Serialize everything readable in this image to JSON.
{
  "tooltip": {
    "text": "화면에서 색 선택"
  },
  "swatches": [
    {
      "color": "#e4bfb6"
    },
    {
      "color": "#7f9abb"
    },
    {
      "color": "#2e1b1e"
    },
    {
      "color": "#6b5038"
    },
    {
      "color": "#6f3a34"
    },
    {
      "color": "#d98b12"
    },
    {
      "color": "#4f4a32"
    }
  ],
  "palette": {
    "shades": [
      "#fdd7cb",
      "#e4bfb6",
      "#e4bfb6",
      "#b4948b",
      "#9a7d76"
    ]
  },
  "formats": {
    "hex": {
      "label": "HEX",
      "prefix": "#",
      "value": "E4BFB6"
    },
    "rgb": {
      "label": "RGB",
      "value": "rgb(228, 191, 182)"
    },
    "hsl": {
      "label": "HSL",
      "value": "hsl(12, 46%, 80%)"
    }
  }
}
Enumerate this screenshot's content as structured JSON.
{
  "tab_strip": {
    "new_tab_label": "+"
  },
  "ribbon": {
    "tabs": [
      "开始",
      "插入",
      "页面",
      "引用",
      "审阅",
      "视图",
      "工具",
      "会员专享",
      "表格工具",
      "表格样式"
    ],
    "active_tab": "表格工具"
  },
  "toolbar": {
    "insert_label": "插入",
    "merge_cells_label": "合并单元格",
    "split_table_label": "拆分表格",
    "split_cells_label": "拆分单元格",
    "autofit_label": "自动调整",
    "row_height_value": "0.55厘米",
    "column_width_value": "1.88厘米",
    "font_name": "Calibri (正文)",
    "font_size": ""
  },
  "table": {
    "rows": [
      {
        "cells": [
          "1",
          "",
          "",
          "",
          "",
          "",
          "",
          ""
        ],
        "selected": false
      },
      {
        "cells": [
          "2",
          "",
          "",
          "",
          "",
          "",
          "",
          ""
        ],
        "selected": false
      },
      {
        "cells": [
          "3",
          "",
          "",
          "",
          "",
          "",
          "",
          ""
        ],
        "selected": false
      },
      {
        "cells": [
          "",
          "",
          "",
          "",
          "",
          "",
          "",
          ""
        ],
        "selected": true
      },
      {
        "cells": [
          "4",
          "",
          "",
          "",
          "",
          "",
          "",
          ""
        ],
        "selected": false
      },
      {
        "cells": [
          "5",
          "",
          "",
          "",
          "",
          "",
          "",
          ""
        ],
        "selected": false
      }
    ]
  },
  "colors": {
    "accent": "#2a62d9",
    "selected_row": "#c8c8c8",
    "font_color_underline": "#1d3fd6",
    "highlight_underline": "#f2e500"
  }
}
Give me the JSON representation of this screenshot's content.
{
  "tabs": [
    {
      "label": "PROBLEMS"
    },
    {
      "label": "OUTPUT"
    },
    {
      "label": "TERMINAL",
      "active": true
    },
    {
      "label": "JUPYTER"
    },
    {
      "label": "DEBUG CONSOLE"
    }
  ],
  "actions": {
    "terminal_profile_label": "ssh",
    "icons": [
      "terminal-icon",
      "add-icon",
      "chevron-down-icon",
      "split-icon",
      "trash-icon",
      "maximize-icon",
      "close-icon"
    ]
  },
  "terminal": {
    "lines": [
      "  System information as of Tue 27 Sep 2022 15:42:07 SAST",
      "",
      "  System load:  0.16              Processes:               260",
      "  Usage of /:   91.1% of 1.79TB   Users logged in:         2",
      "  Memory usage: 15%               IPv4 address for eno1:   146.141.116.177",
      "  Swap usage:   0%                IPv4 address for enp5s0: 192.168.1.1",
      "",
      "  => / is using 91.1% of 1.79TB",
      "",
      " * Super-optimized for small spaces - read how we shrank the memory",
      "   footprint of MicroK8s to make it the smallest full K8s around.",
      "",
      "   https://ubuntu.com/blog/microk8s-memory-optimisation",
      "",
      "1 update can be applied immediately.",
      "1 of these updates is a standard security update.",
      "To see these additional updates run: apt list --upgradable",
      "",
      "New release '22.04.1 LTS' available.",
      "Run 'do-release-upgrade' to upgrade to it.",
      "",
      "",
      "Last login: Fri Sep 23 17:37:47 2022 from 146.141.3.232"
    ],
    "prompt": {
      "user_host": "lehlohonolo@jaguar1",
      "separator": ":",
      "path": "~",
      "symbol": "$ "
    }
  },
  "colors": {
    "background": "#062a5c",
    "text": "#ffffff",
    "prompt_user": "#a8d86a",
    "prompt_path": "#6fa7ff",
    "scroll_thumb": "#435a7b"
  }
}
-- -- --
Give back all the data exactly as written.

Serialize everything readable in this image to JSON.
{
  "tooltip": {
    "text": "화면에서 색 선택"
  },
  "swatches": [
    {
      "color": "#e4bfb6"
    },
    {
      "color": "#7f9abb"
    },
    {
      "color": "#2e1b1e"
    },
    {
      "color": "#6b5038"
    },
    {
      "color": "#6f3a34"
    },
    {
      "color": "#d98b12"
    },
    {
      "color": "#4f4a32"
    }
  ],
  "palette": {
    "shades": [
      "#fdd7cb",
      "#e4bfb6",
      "#e4bfb6",
      "#b4948b",
      "#9a7d76"
    ]
  },
  "formats": {
    "hex": {
      "label": "HEX",
      "prefix": "#",
      "value": "E4BFB6"
    },
    "rgb": {
      "label": "RGB",
      "value": "rgb(228, 191, 182)"
    },
    "hsl": {
      "label": "HSL",
      "value": "hsl(12, 46%, 80%)"
    }
  }
}
Enumerate this screenshot's content as structured JSON.
{
  "tab_strip": {
    "new_tab_label": "+"
  },
  "ribbon": {
    "tabs": [
      "开始",
      "插入",
      "页面",
      "引用",
      "审阅",
      "视图",
      "工具",
      "会员专享",
      "表格工具",
      "表格样式"
    ],
    "active_tab": "表格工具"
  },
  "toolbar": {
    "insert_label": "插入",
    "merge_cells_label": "合并单元格",
    "split_table_label": "拆分表格",
    "split_cells_label": "拆分单元格",
    "autofit_label": "自动调整",
    "row_height_value": "0.55厘米",
    "column_width_value": "1.88厘米",
    "font_name": "Calibri (正文)",
    "font_size": ""
  },
  "table": {
    "rows": [
      {
        "cells": [
          "1",
          "",
          "",
          "",
          "",
          "",
          "",
          ""
        ],
        "selected": false
      },
      {
        "cells": [
          "2",
          "",
          "",
          "",
          "",
          "",
          "",
          ""
        ],
        "selected": false
      },
      {
        "cells": [
          "3",
          "",
          "",
          "",
          "",
          "",
          "",
          ""
        ],
        "selected": false
      },
      {
        "cells": [
          "",
          "",
          "",
          "",
          "",
          "",
          "",
          ""
        ],
        "selected": true
      },
      {
        "cells": [
          "4",
          "",
          "",
          "",
          "",
          "",
          "",
          ""
        ],
        "selected": false
      },
      {
        "cells": [
          "5",
          "",
          "",
          "",
          "",
          "",
          "",
          ""
        ],
        "selected": false
      }
    ]
  },
  "colors": {
    "accent": "#2a62d9",
    "selected_row": "#c8c8c8",
    "font_color_underline": "#1d3fd6",
    "highlight_underline": "#f2e500"
  }
}
Give me the JSON representation of this screenshot's content.
{
  "tabs": [
    {
      "label": "PROBLEMS"
    },
    {
      "label": "OUTPUT"
    },
    {
      "label": "TERMINAL",
      "active": true
    },
    {
      "label": "JUPYTER"
    },
    {
      "label": "DEBUG CONSOLE"
    }
  ],
  "actions": {
    "terminal_profile_label": "ssh",
    "icons": [
      "terminal-icon",
      "add-icon",
      "chevron-down-icon",
      "split-icon",
      "trash-icon",
      "maximize-icon",
      "close-icon"
    ]
  },
  "terminal": {
    "lines": [
      "  System information as of Tue 27 Sep 2022 15:42:07 SAST",
      "",
      "  System load:  0.16              Processes:               260",
      "  Usage of /:   91.1% of 1.79TB   Users logged in:         2",
      "  Memory usage: 15%               IPv4 address for eno1:   146.141.116.177",
      "  Swap usage:   0%                IPv4 address for enp5s0: 192.168.1.1",
      "",
      "  => / is using 91.1% of 1.79TB",
      "",
      " * Super-optimized for small spaces - read how we shrank the memory",
      "   footprint of MicroK8s to make it the smallest full K8s around.",
      "",
      "   https://ubuntu.com/blog/microk8s-memory-optimisation",
      "",
      "1 update can be applied immediately.",
      "1 of these updates is a standard security update.",
      "To see these additional updates run: apt list --upgradable",
      "",
      "New release '22.04.1 LTS' available.",
      "Run 'do-release-upgrade' to upgrade to it.",
      "",
      "",
      "Last login: Fri Sep 23 17:37:47 2022 from 146.141.3.232"
    ],
    "prompt": {
      "user_host": "lehlohonolo@jaguar1",
      "separator": ":",
      "path": "~",
      "symbol": "$ "
    }
  },
  "colors": {
    "background": "#062a5c",
    "text": "#ffffff",
    "prompt_user": "#a8d86a",
    "prompt_path": "#6fa7ff",
    "scroll_thumb": "#435a7b"
  }
}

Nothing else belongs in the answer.